Whether they were picking fiddleheads, shopping at the farmers market or enjoying live music, people who attended Presque Isle’s first Fiddlehead Festival Saturday agreed on one thing: it’s good to get out again. “This is the first time I’ve been back since COVID started,” noted Becca Roe, a Presque Isle native who traveled from Oklahoma to visit family. Roe was one of a dozen people who started the day with a bird watching tour around “Mary’s Mile,” the one-mile loop around Riverside Drive and the community center.

When Emily Driscoll graduated from Washburn District High School in 2020, she was skeptical about whether there would be enough career opportunities locally after college. One year later, Driscoll has begun a full-time position at MMG Insurance as a claims representative and will continue working for the company as she earns her business administration degree from the University of Maine at Presque Isle.


Through many emotional speeches and music performances, Presque Isle High School’s Class of 2021 said goodbye while also looking forward to brighter futures ahead. On Saturday, 111 students sat outside their former middle school, on the same turf where many played soccer or cheered each other on during track meets. The outdoor ceremony, with its clear blue skies and warm, often strong, late spring winds, stood in stark contrast to the smaller graduation ceremonies that the pandemic forced upon last year’s class. 

Twenty-one students from Fort Fairfield High School said their final goodbyes on Sunday to the teachers and administrators who have helped shape much of their lives thus far. Under clear, sunny skies, the Class of 2021 marched onto the high school soccer field and sat facing family members and friends. The maskless, socially non-distanced audience was a welcome change, due to the pandemic that defined the students’ final school year.

Aroostook County has an ambulance problem. Costs for equipment and training are higher than ever, insurance reimbursement rates are lower than they were in the 1990s and nobody can fully staff their roster of paramedics.
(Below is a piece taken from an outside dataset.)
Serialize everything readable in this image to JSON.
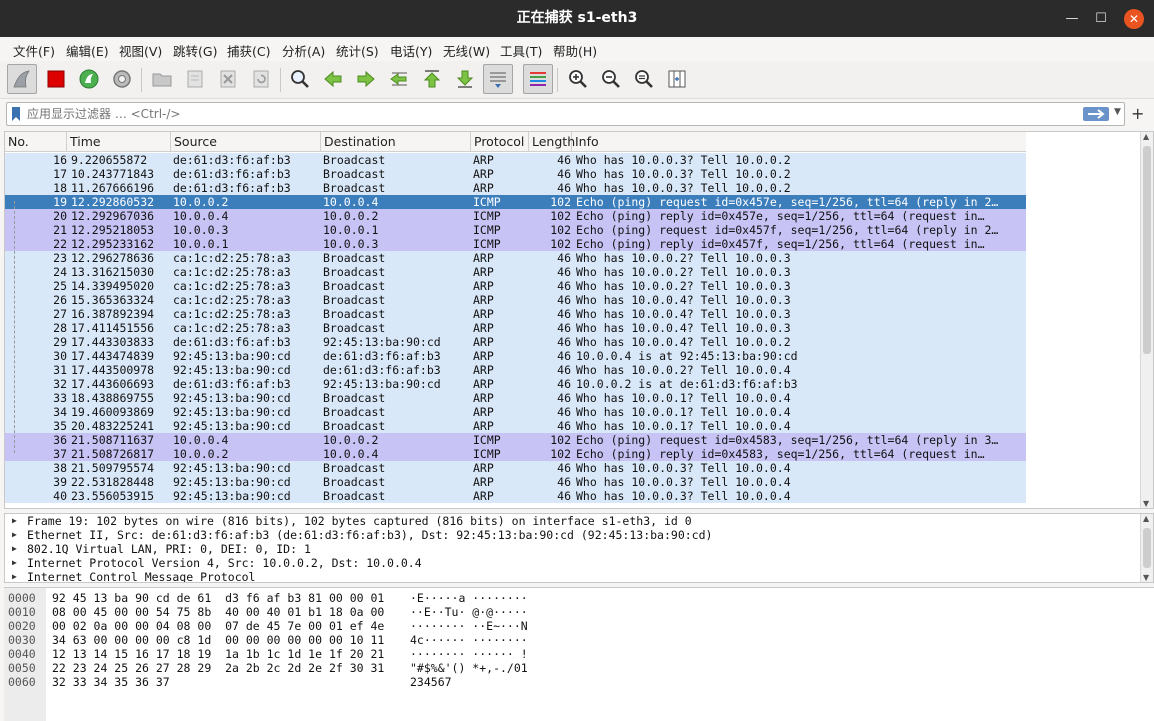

The state’s authority on emergency medical services, Maine EMS Board, is convening a working group this fall to discuss the future of ambulance services. Meanwhile, in The County, a few departments have taken matters into their own hands in a move that some officials say is untenable given the financial crisis the industry is experiencing.

What do a coffee shop, a ballroom and a racehorse have in common? In Presque Isle, the answer is simple: the iconic Northeastland Hotel on Main Street. The hotel has stood downtown for nearly 90 years. Generations of residents and visitors have gathered at its Coffee Shop, most recently known as the Sidewalk Cafe. The hotel’s Red Room, a large ballroom and dining area once called the Cafe Rouge, has seen countless wedding receptions, class reunions, meetings — and even the 2004 moose lottery.